─── Records to use ───

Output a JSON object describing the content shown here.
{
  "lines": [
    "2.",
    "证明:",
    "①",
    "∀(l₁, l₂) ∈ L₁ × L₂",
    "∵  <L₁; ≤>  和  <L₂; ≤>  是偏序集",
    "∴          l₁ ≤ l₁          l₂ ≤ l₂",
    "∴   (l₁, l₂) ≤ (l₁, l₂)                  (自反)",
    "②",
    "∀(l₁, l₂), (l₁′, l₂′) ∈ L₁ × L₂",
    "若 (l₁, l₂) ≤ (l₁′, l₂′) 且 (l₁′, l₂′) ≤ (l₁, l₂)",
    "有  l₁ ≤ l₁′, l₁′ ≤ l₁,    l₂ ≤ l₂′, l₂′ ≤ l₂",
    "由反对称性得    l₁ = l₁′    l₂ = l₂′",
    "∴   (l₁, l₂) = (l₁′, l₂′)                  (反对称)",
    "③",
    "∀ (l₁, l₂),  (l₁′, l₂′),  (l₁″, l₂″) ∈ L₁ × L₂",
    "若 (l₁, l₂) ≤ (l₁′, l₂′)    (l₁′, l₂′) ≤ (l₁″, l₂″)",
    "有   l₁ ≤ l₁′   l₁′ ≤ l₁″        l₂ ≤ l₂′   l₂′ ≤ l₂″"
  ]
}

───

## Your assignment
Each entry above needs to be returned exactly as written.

## Written reply
Output a JSON object describing the content shown here.
{
  "lines": [
    "2.",
    "证明:",
    "①",
    "∀(l₁, l₂) ∈ L₁ × L₂",
    "∵  <L₁; ≤>  和  <L₂; ≤>  是偏序集",
    "∴          l₁ ≤ l₁          l₂ ≤ l₂",
    "∴   (l₁, l₂) ≤ (l₁, l₂)                  (自反)",
    "②",
    "∀(l₁, l₂), (l₁′, l₂′) ∈ L₁ × L₂",
    "若 (l₁, l₂) ≤ (l₁′, l₂′) 且 (l₁′, l₂′) ≤ (l₁, l₂)",
    "有  l₁ ≤ l₁′, l₁′ ≤ l₁,    l₂ ≤ l₂′, l₂′ ≤ l₂",
    "由反对称性得    l₁ = l₁′    l₂ = l₂′",
    "∴   (l₁, l₂) = (l₁′, l₂′)                  (反对称)",
    "③",
    "∀ (l₁, l₂),  (l₁′, l₂′),  (l₁″, l₂″) ∈ L₁ × L₂",
    "若 (l₁, l₂) ≤ (l₁′, l₂′)    (l₁′, l₂′) ≤ (l₁″, l₂″)",
    "有   l₁ ≤ l₁′   l₁′ ≤ l₁″        l₂ ≤ l₂′   l₂′ ≤ l₂″"
  ]
}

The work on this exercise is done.